*** Begin section ***

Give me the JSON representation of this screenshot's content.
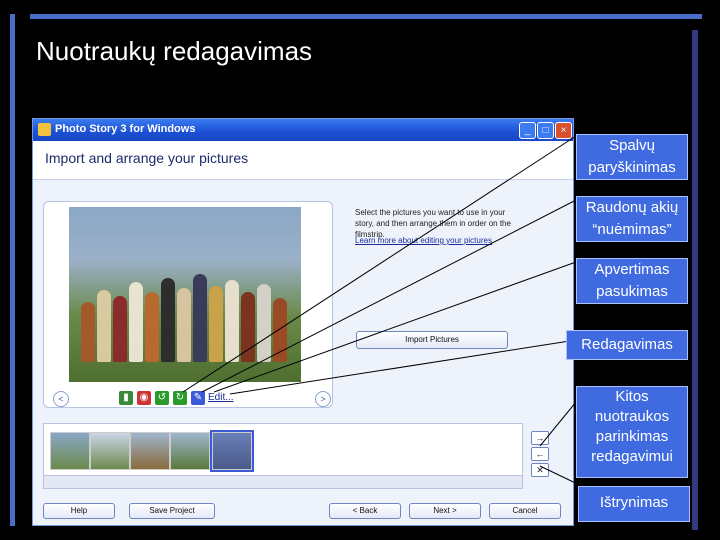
{
  "slide": {
    "title": "Nuotraukų redagavimas"
  },
  "window": {
    "title": "Photo Story 3 for Windows",
    "controls": {
      "minimize": "_",
      "maximize": "□",
      "close": "×"
    },
    "header": "Import and arrange your pictures",
    "instructions": "Select the pictures you want to use in your story, and then arrange them in order on the filmstrip.",
    "learn_more": "Learn more about editing your pictures",
    "import_button": "Import Pictures",
    "edit_link": "Edit...",
    "nav": {
      "prev": "<",
      "next": ">"
    },
    "strip_side_buttons": {
      "up": "→",
      "left": "←",
      "delete": "✕"
    },
    "footer": {
      "help": "Help",
      "save": "Save Project",
      "back": "< Back",
      "next": "Next >",
      "cancel": "Cancel"
    },
    "tool_icons": [
      "color-correct-icon",
      "red-eye-icon",
      "rotate-left-icon",
      "rotate-right-icon",
      "edit-icon"
    ]
  },
  "callouts": [
    "Spalvų paryškinimas",
    "Raudonų akių “nuėmimas”",
    "Apvertimas pasukimas",
    "Redagavimas",
    "Kitos nuotraukos parinkimas redagavimui",
    "Ištrynimas"
  ],
  "colors": {
    "accent": "#3f6ae0",
    "titlebar": "#1b4fd4",
    "slide_bg": "#000000"
  }
}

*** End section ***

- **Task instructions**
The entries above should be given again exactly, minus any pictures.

- **Task result**
Give me the JSON representation of this screenshot's content.
{
  "slide": {
    "title": "Nuotraukų redagavimas"
  },
  "window": {
    "title": "Photo Story 3 for Windows",
    "controls": {
      "minimize": "_",
      "maximize": "□",
      "close": "×"
    },
    "header": "Import and arrange your pictures",
    "instructions": "Select the pictures you want to use in your story, and then arrange them in order on the filmstrip.",
    "learn_more": "Learn more about editing your pictures",
    "import_button": "Import Pictures",
    "edit_link": "Edit...",
    "nav": {
      "prev": "<",
      "next": ">"
    },
    "strip_side_buttons": {
      "up": "→",
      "left": "←",
      "delete": "✕"
    },
    "footer": {
      "help": "Help",
      "save": "Save Project",
      "back": "< Back",
      "next": "Next >",
      "cancel": "Cancel"
    },
    "tool_icons": [
      "color-correct-icon",
      "red-eye-icon",
      "rotate-left-icon",
      "rotate-right-icon",
      "edit-icon"
    ]
  },
  "callouts": [
    "Spalvų paryškinimas",
    "Raudonų akių “nuėmimas”",
    "Apvertimas pasukimas",
    "Redagavimas",
    "Kitos nuotraukos parinkimas redagavimui",
    "Ištrynimas"
  ],
  "colors": {
    "accent": "#3f6ae0",
    "titlebar": "#1b4fd4",
    "slide_bg": "#000000"
  }
}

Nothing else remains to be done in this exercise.